The world cheered this morning’s trade estimates from China, as both exports and imports rebounded from a dismal start to the year. Exports rose 11.5% in March after falling 25% in February; imports fell “only” 7.6% after declining 13.8% the month before. Despite the difficulties with data calculations around the Lunar New Year, economists were quick with their usual glowing reviews any time a plus sign appears:
“China’s trade data for March point to healthy growth in import volumes and add to growing evidence that the extreme gloom of a few weeks ago about the domestic economy was misplaced,” said Marcel Thieliant and Mark Williams at Capital Economics.
“In a way, it [the data] isn’t surprising given the base effect. But also, the authorities have been stimulating the economy quite significantly—all the interest rate and reserve ratio requirement (RRR) cuts—so we are seeing improvement and some stabilization,” said Jonathan Pain, author of investment newsletter The Pain Report.
Economists cautioned that the export boost, after months of decreases, in part reflects a seasonal upturn after the Lunar New Year holiday in February and isn’t likely to be sustained given tepid global demand. Exports last month also benefited from a weak year-earlier performance that made comparative results look stronger.
Despite the return in export growth, which isn’t actually unusual, total exports for the whole first quarter were down almost 10%. That is the worst quarterly performance for the extremely important export sector since 2009 and the global Great Recession. That contraction was nearly twice the rate of Q4 and Q3 2015, indicating that the global economy really is getting worse (maybe something more strongly negative than “tepid” in terms of “global demand”).
Even if there was improvement in March 2016, that is only in a small and largely irrelevant comparison. As I write month after month, China’s industrial economy was built to service rapid growth not variable shrinking. Despite that 11.5% gain over March 2015, the export total was still an enormous 11.5% below total exports of March 2013. It is a matter of volume (especially dollar volume) as well as time. The Chinese economic baseline and capacity (including capex and investment) is predicated on 20-30% expansion consistently, not 11.5% above last year which was 15% below the year before that.

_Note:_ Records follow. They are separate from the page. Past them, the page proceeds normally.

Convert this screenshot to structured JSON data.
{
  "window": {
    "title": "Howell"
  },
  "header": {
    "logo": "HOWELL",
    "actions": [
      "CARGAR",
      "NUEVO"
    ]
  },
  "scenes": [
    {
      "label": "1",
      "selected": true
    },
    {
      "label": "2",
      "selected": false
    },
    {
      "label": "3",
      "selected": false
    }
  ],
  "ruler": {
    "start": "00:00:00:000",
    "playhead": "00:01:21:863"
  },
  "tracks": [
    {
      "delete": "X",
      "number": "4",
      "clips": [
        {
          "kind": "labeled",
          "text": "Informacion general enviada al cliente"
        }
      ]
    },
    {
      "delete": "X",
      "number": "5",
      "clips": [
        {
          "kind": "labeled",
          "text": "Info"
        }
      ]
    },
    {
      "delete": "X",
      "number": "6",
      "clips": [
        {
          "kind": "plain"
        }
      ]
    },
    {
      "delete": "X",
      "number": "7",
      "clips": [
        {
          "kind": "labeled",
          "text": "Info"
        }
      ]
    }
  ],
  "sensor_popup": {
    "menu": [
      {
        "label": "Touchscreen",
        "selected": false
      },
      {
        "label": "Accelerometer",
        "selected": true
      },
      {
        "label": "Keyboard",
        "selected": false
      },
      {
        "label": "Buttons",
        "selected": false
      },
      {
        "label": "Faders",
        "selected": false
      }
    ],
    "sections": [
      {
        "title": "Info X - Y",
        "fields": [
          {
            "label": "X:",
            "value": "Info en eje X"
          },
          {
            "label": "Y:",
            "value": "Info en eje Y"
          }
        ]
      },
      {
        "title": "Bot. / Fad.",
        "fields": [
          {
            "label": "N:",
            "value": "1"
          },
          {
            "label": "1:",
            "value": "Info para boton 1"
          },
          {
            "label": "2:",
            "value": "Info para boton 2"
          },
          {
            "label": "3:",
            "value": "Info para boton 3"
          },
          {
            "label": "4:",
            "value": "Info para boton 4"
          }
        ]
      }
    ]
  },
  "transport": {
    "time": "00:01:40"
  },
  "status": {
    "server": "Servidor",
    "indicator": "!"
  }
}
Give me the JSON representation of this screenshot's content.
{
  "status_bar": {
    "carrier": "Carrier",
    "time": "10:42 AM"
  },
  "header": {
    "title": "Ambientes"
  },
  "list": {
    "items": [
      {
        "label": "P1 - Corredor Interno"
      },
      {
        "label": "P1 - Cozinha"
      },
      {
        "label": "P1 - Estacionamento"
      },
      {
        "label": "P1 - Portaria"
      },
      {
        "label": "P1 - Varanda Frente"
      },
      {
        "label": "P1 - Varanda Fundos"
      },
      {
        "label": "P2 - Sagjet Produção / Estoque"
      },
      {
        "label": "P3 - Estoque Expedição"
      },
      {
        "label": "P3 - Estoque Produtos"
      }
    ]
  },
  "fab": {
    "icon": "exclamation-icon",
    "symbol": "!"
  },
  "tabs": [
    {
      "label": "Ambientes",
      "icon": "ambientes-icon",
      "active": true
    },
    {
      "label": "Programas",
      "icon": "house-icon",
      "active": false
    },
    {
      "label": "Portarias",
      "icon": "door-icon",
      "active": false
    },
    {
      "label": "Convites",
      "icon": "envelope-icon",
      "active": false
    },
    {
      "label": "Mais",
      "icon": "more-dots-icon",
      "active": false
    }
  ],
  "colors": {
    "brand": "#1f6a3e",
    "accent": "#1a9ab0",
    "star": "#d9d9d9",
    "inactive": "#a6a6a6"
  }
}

That trend isn’t growth but uneven, durable contraction.
On the import side, the “improvement” was not just less spectacular for mainstream narratives it may not have been real at all. As has occurred before, total imports were boosted by a suspicious surge in “trade” reported from Hong Kong. Calculated trade coming from the city surged 116% in March after rising 89% in January/February combined. It does not suggest actual activity but rather some high degree of further fake invoicing to avoid capital controls.
Setting aside objections to Hong Kong irregularity, imports for Q1 as a whole fell 13.3%, a further decline from Q4’s -11.8% and right within the sustained contraction that started with Q1 last year. Again, monthly variation misses the real trend and relevant interpretation. The slowdown remains as consistent as ever in terms of the big picture.
Removing the monthly numbers displays the uniformity on both sides of the Chinese trade function. Imports remain steadily contracting while exports seem intent on joining them. In other words, the global economy is still grappling with the next stage (“global turmoil”) of the ongoing slowdown.